He first quoted the majority opinion, which said that "'the nature of marriage is that, through its enduring bond, two persons together can find other freedoms, such as expression, intimacy, and spirituality." Then, he added, "Really? Who ever thought that intimacy and spirituality [whatever that means] were freedoms? And if intimacy is, one would think Freedom of Intimacy is abridged rather than expanded by marriage."

"Ask," he added, "the nearest hippie."

Per Scalia’s instructions, Huffington Post went to look for the first hippie they could find. HuffPost discovered a 61-year-old man from Alexandria protesting nuclear weapons outside the White House. While qualifying that hippies haven’t really been around since the Grateful Dead stopped touring, the man offered his own opinion: “Scalia is a big knucklehead.”

If you want to consult a hippie yourself, where in the U.S. should you find one? Washington, D.C. is generally not known as a great place to find hippies, being much more suited to the stuffy, nerdy and square.

These 2014 maps, from real estate search site Estately, might offer a clue. The company created an index that looked at four variables: The number of communes and intentional communities per capita in each state, the number of food co-opers per capita in each state, the number of local Etsy stores per capita selling hemp, patchouli and tie-dye products; and the percentage of Facebook users who express interest in the Grateful Dead, Phish, cannabis, tie-dye, peace, LSD, Bob Dylan or hippies. (Estately also looked at the cities with the most hippies.)

Here is a map of how the states compared by those rankings:


Here is a more detailed ranking.

You can see that Vermont ranks first, in part due to its strong showing of communes and co-ops. Next is Maine, followed by New Hampshire, Oregon, Colorado, Montana and New Mexico. The District comes in 36th on this last. Perhaps surprisingly, California ranks 32nd on this list, probably due to its big population -- there are a lot of hippies in California, but a lot of squares as well.
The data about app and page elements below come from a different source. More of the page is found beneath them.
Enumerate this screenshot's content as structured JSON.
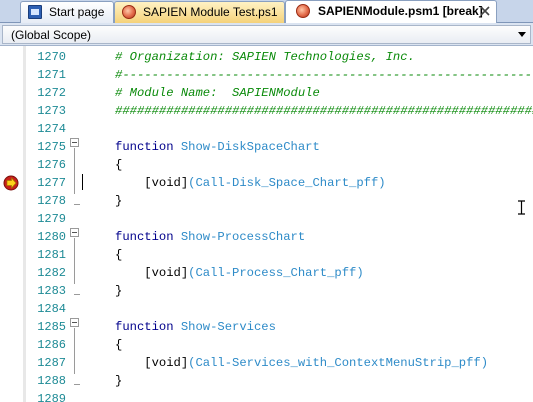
{
  "tabs": [
    {
      "label": "Start page",
      "icon": "start-page-icon",
      "active": false
    },
    {
      "label": "SAPIEN Module Test.ps1",
      "icon": "powershell-file-icon",
      "active": false
    },
    {
      "label": "SAPIENModule.psm1 [break]",
      "icon": "powershell-file-icon",
      "active": true
    }
  ],
  "scope": {
    "value": "(Global Scope)"
  },
  "editor": {
    "current_line": 1277,
    "lines": [
      {
        "num": "1270",
        "text": "# Organization: SAPIEN Technologies, Inc."
      },
      {
        "num": "1271",
        "text": "#------------------------------------------------------------"
      },
      {
        "num": "1272",
        "text": "# Module Name:  SAPIENModule"
      },
      {
        "num": "1273",
        "text": "##############################################################"
      },
      {
        "num": "1274",
        "text": ""
      },
      {
        "num": "1275",
        "kw": "function",
        "name": "Show-DiskSpaceChart"
      },
      {
        "num": "1276",
        "text": "{"
      },
      {
        "num": "1277",
        "type": "[void]",
        "call": "(Call-Disk_Space_Chart_pff)"
      },
      {
        "num": "1278",
        "text": "}"
      },
      {
        "num": "1279",
        "text": ""
      },
      {
        "num": "1280",
        "kw": "function",
        "name": "Show-ProcessChart"
      },
      {
        "num": "1281",
        "text": "{"
      },
      {
        "num": "1282",
        "type": "[void]",
        "call": "(Call-Process_Chart_pff)"
      },
      {
        "num": "1283",
        "text": "}"
      },
      {
        "num": "1284",
        "text": ""
      },
      {
        "num": "1285",
        "kw": "function",
        "name": "Show-Services"
      },
      {
        "num": "1286",
        "text": "{"
      },
      {
        "num": "1287",
        "type": "[void]",
        "call": "(Call-Services_with_ContextMenuStrip_pff)"
      },
      {
        "num": "1288",
        "text": "}"
      },
      {
        "num": "1289",
        "text": ""
      }
    ]
  },
  "colors": {
    "comment": "#0a8a0a",
    "keyword": "#00008b",
    "identifier": "#2e8bc8",
    "line_number": "#1d8a95"
  }
}
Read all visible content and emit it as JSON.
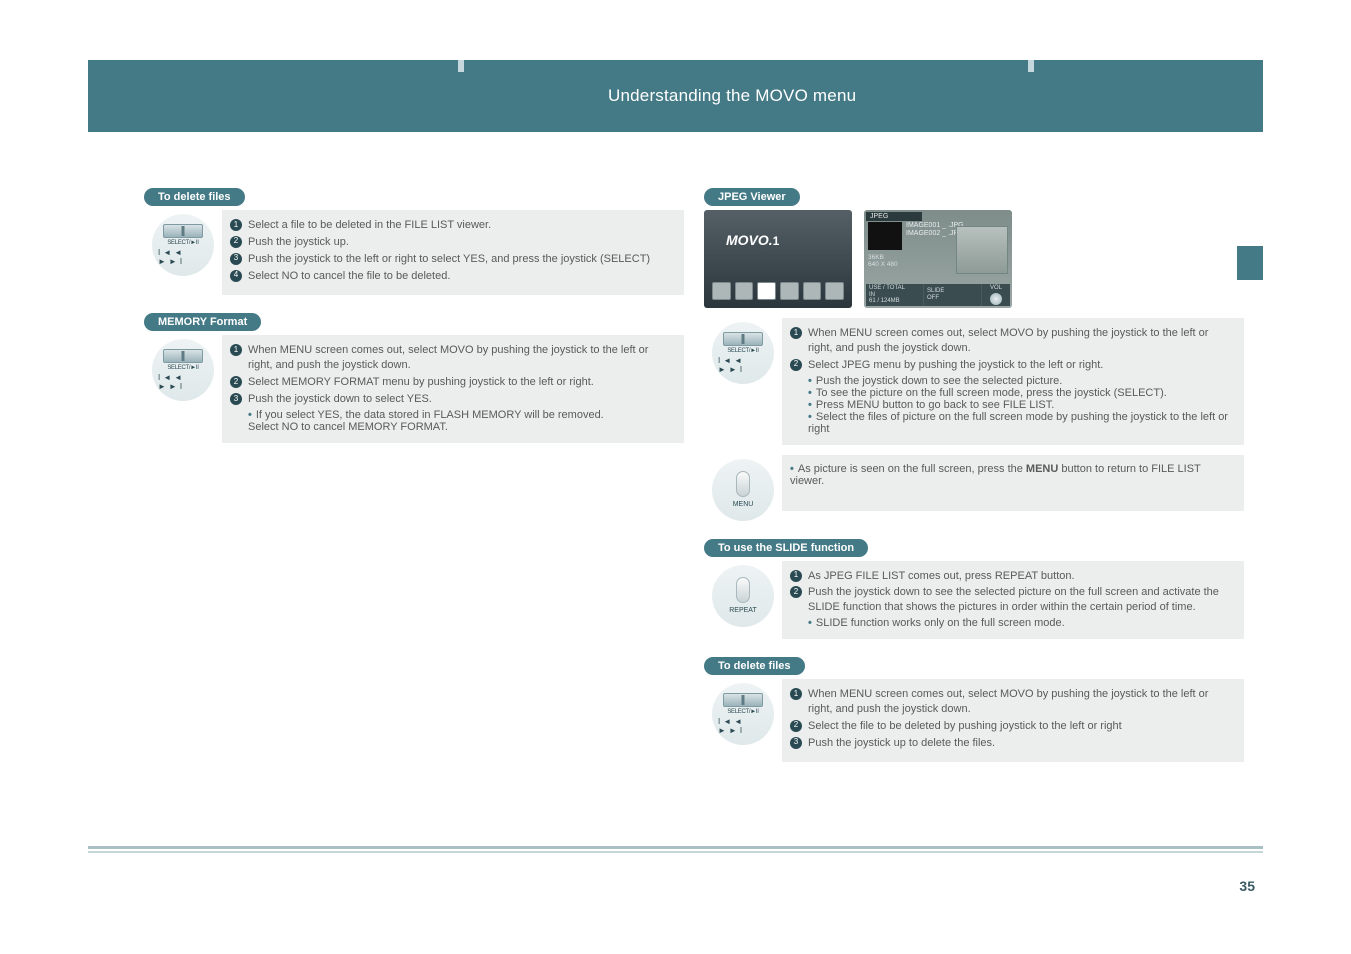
{
  "banner": {
    "title": "Understanding the MOVO menu"
  },
  "left": {
    "section1": {
      "pill": "To delete files",
      "items": [
        "Select a file to be deleted in the FILE LIST viewer.",
        "Push the joystick up.",
        "Push the joystick to the left or right to select YES, and press the joystick (SELECT)",
        "Select NO to cancel the file to be deleted."
      ]
    },
    "section2": {
      "pill": "MEMORY Format",
      "items": [
        "When MENU screen comes out, select MOVO by pushing the joystick to the left or right, and push the joystick down.",
        "Select MEMORY FORMAT menu by pushing joystick to the left or right.",
        "Push the joystick down to select YES."
      ],
      "note_bullet": "If you select YES, the data stored in FLASH MEMORY will be removed.",
      "note_plain": "Select NO to cancel MEMORY FORMAT."
    }
  },
  "right": {
    "movo_logo": "MOVO.",
    "movo_num": "1",
    "jpeg": {
      "hdr": "JPEG",
      "files": [
        "IMAGE001 _ .JPG",
        "IMAGE002 _ .JPG"
      ],
      "meta": [
        "36KB",
        "640 X 480"
      ],
      "bar": {
        "usetotal_label": "USE / TOTAL",
        "usetotal_sub": "IN",
        "usetotal_val": "61 / 124MB",
        "slide_label": "SLIDE",
        "slide_val": "OFF",
        "vol_label": "VOL"
      }
    },
    "sectionA": {
      "pill": "JPEG Viewer",
      "items": [
        "When MENU screen comes out, select MOVO by pushing the joystick to the left or right, and push the joystick down.",
        "Select JPEG menu by pushing the joystick to the left or right."
      ],
      "bullets": [
        "Push the joystick down to see the selected picture.",
        "To see the picture on the full screen mode, press the joystick (SELECT).",
        "Press MENU button to go back to see FILE LIST.",
        "Select the files of picture on the full screen mode by pushing the joystick to the left or right"
      ],
      "menu_note_pre": "As picture is seen on the full screen, press the ",
      "menu_note_bold": "MENU",
      "menu_note_post": " button to return to FILE LIST viewer."
    },
    "sectionB": {
      "pill": "To use the SLIDE function",
      "items": [
        "As JPEG FILE LIST comes out, press REPEAT button.",
        "Push the joystick down to see the selected picture on the full screen and activate the SLIDE function that shows the pictures in order within the certain period of time."
      ],
      "note": "SLIDE function works only on the full screen mode."
    },
    "sectionC": {
      "pill": "To delete files",
      "items": [
        "When MENU screen comes out, select MOVO by pushing the joystick to the left or right, and push the joystick down.",
        "Select the file to be deleted by pushing joystick to the left or right",
        "Push the joystick up to delete the files."
      ]
    }
  },
  "icons": {
    "select": "SELECT/►II",
    "arrows": "I◄◄   ►►I",
    "menu": "MENU",
    "repeat": "REPEAT"
  },
  "page_number": "35"
}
Estately also created a map of the 10 squarest states by this ranking. Mississippi is at the top. Louisiana, Texas, New Jersey, Georgia, Alabama, Nevada and South Carolina are pretty square as well.